Entry & Wayfinding
By Allison Parrott with Paul Lodholz, AIA, LEED AP
Visiting a church for the first time can be quite daunting. Often, long-time church members take for granted that visitors “just know” which areas to park in, where the easiest entrance is located, and how to navigate the church campus.
But, for a first-time visitor, a church campus without clear wayfinding elements can be difficult to navigate — and make it less likely they’ll return.
Imagine it’s your first visit to your church, and try to navigate the campus.
- What do you see when you first drive up? Is the vehicular entrance clearly marked and easy to find?
- How do you know where to park? Is the correct entry easily visible?
- Once you’re inside the church, where do you go? Is it clear where the sanctuary is located? What about classrooms? The nursery?
For many church leaders, this can be a difficult exercise. To make it easier, there are several common items that can be addressed simply.
Sometimes, entering the campus parking lot can be difficult.

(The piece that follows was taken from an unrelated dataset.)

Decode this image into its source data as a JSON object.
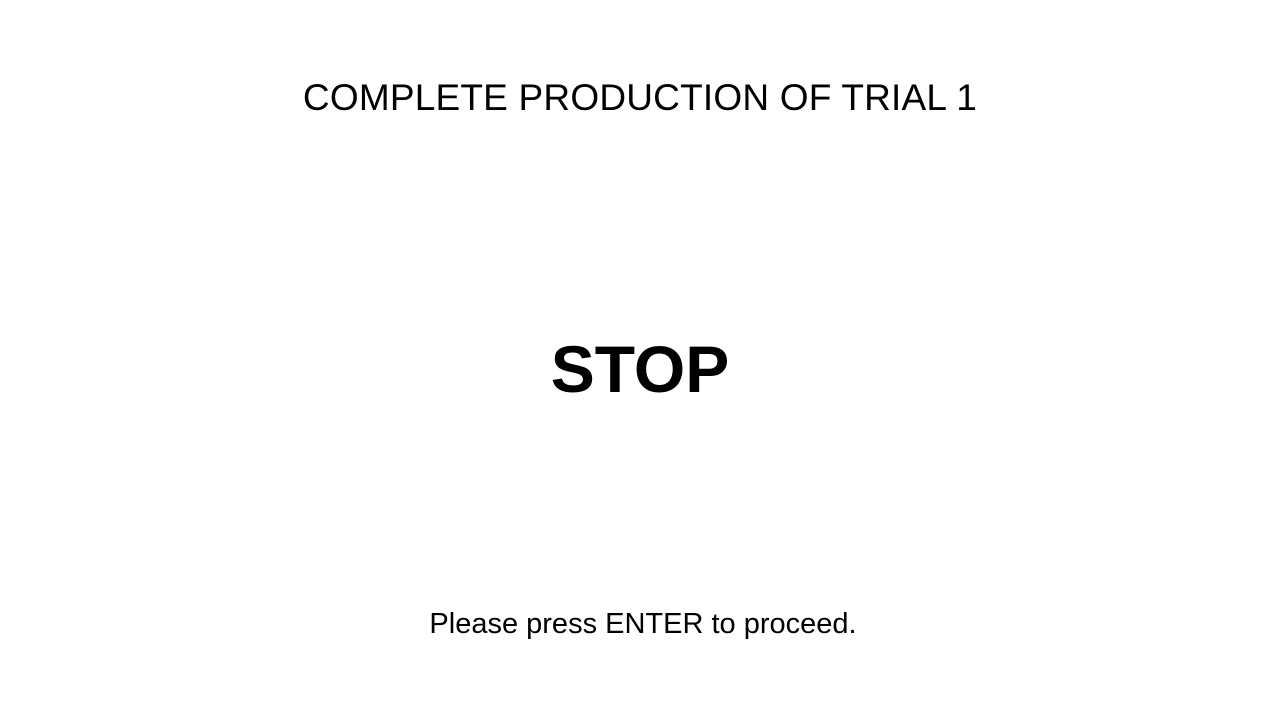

Here, large, easy-to-read signage which denotes entrances and exits — as well as building locations — is essential.
Also think about how your building physically indicates (or doesn’t) where the main entrance is located and how this relates to the visual a visitor has as he or she enters the parking lot.
Consider traffic flow, as well. Some churches find it necessary to hire a traffic consultant to analyze their parking lot flow and make recommendations on restriping. This can speed up drop-off and parking times and also makes the entire lot easier to navigate and more intuitive for visitors.
Once a visitor has found a parking spot, it’s imperative that the walking path to the front entrance be clear and safe.
Many churches we work with have older entrances that are highly visible from the street, but not easily accessible from the parking lot. Over time, as church members stopped walking to church and began driving, these original entrances become less and less used by regular attendees. Sometimes, they’re even locked on Sunday mornings because regular attenders all use side doors. If you have older, large entry doors that aren’t used much, consider replacing them with glass or stained glass that allows for a visual, decorative element but won’t confuse first-time visitors trying to find their way into your church.
Taking advantage of smaller wayfinding signs along sidewalks is also helpful. And, ensure your sidewalks are well-maintained and well-lit. If a visitor needs to cross traffic lanes from the parking lot, provide crosswalk areas for safety.
Inside the facility
Once visitors have made it into the correct entrance, it’s vital that they can quickly find where they’re going. There are many visual cues that can help with this — using different colors or textures on the walls to indicate different types of spaces, for example. Additionally, floor patterns can be used to guide people through a space.
Welcome desks are a great addition to any large lobby; just make sure there are greeters stationed there to welcome guests and answer questions.
Interior signage is also helpful, here. Many graphics companies specialize in interior wayfinding signage. They tour your facility and work with your leadership team to develop an overall strategy for signage and wayfinding throughout your campus that will reinforce your church’s values and identity.
Allison Parrott is the Project Manager for the Worship and Education Studio at Ziegler Cooper Architects in Houston. She is married to a church-planter and pastor and is blessed to be able to serve other churches through her professional work.
Paul Lodholz, AIA, LEED AP is the Principal-in-Charge of the Worship and Education Studio at Ziegler Cooper Architects. He has lectured around the country on the changing nature of the church lobby and has been working with churches for more than 35 years.